Neoplasia (New York, N.Y.)
oregon; portland; chiles; Humans; Immunotherapy; Neoplasms; T-Lymphocytes
In this review we consider what appears to be a paradox in immunotherapies based around radiation therapy. The paradox is based on three main points. 1. That T cells are needed for radiation's efficacy; 2. That tumor-specific T cells are enriched in the field of treatment; and 3. That radiation kills T cells in the treatment field. We discuss evidence of the effect of radiation on T cells in the field given their ongoing movement in and out of tissues and the tumor, and how the movement of T cells impacts the treated primary tumor and untreated distant metastases.
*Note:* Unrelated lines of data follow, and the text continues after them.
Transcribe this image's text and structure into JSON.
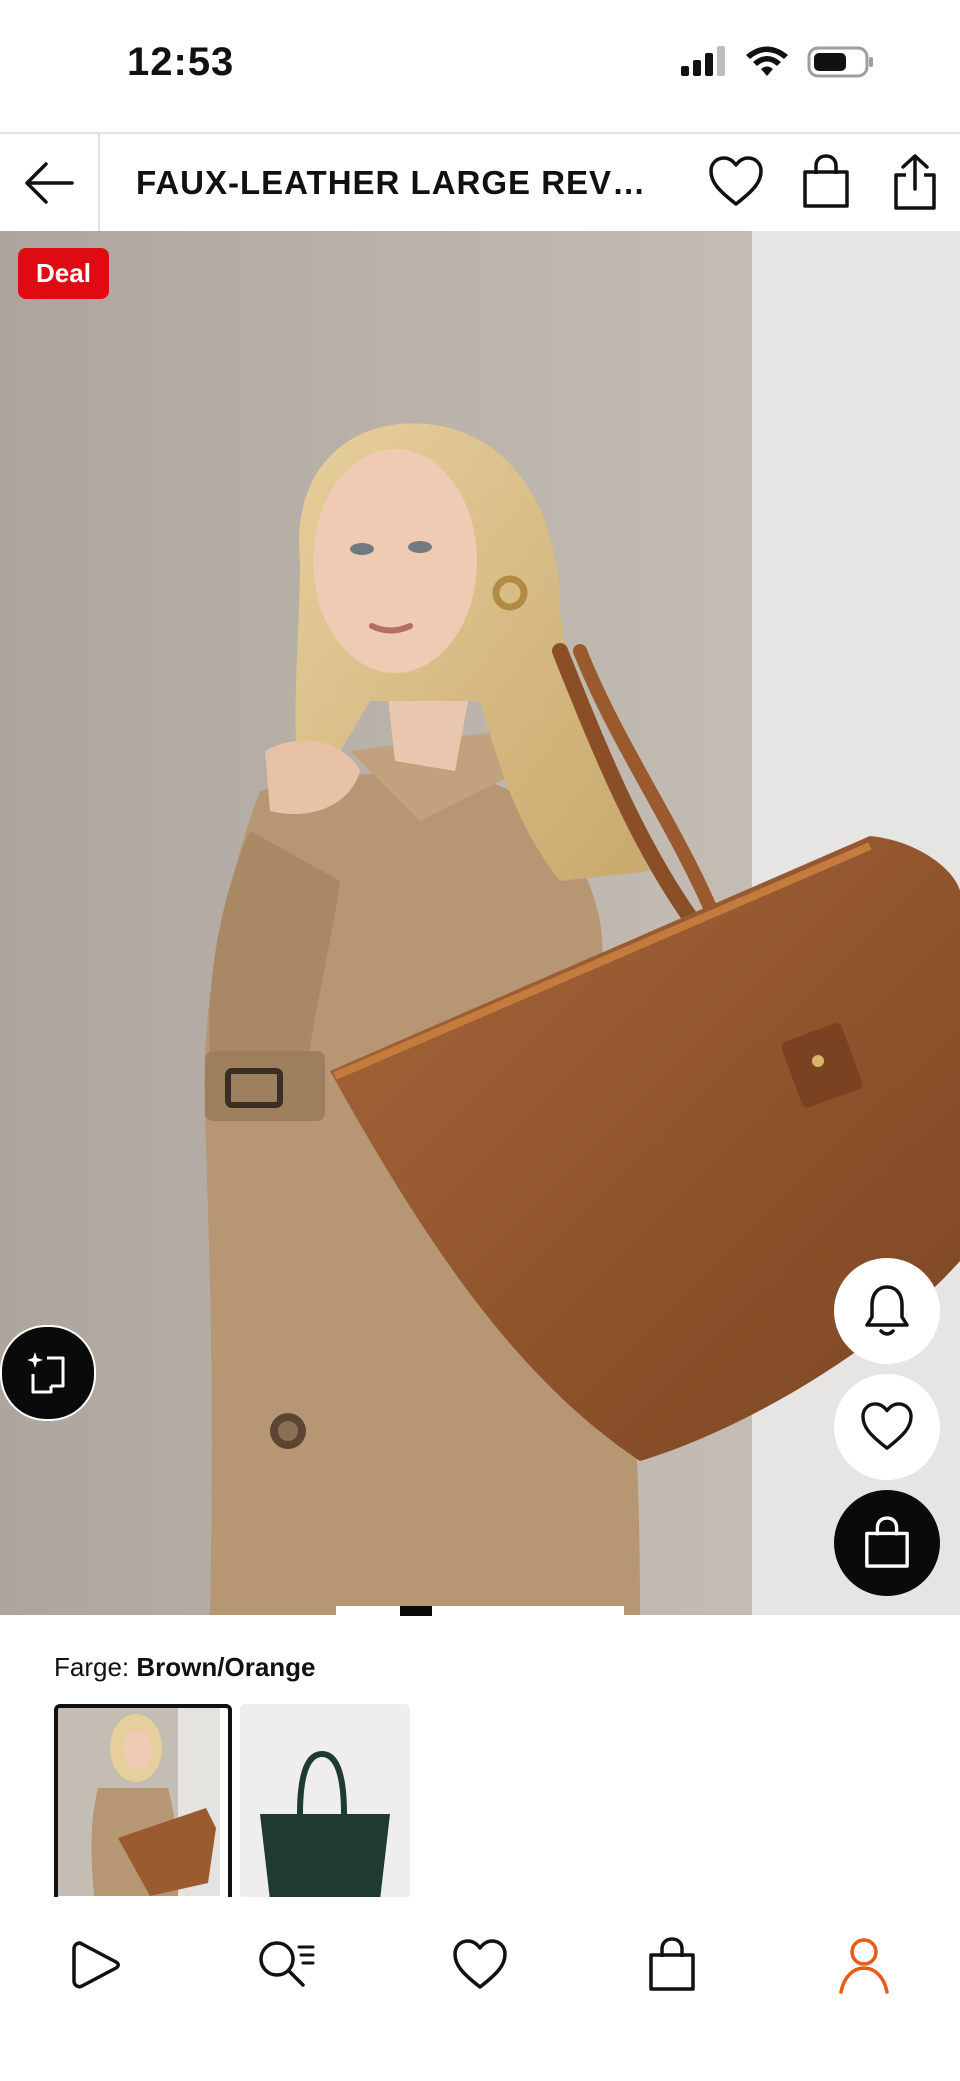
{
  "status_bar": {
    "time": "12:53"
  },
  "header": {
    "title": "FAUX-LEATHER LARGE REV…",
    "icons": [
      "back-arrow-icon",
      "heart-icon",
      "bag-icon",
      "share-icon"
    ]
  },
  "hero": {
    "badge": "Deal",
    "gallery_index": 1
  },
  "colors": {
    "label": "Farge:",
    "selected": "Brown/Orange",
    "options": [
      {
        "name": "Brown/Orange",
        "swatch": "#8b5a2b",
        "selected": true
      },
      {
        "name": "Green",
        "swatch": "#1f3a2e",
        "selected": false
      }
    ]
  },
  "bottom_nav": {
    "items": [
      "home-icon",
      "search-icon",
      "wishlist-icon",
      "bag-icon",
      "profile-icon"
    ],
    "active_color": "#e85a1a"
  },
  "theme": {
    "deal_red": "#e00b12",
    "bag_brown": "#9a5b2e",
    "coat_tan": "#b99a73",
    "backdrop": "#b9b2aa"
  }
}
Given this evidence, we revisit the paradox to understand how the extraordinary efficacy of radiation and immunity in preclinical models is dependent on this radiation sensitive cell.
Earle A. Chiles Research Institute
Gough, Michael J. and Crittenden, Marka R, "The paradox of radiation and T cells in tumors." (2022). Articles, Abstracts, and Reports. 6187.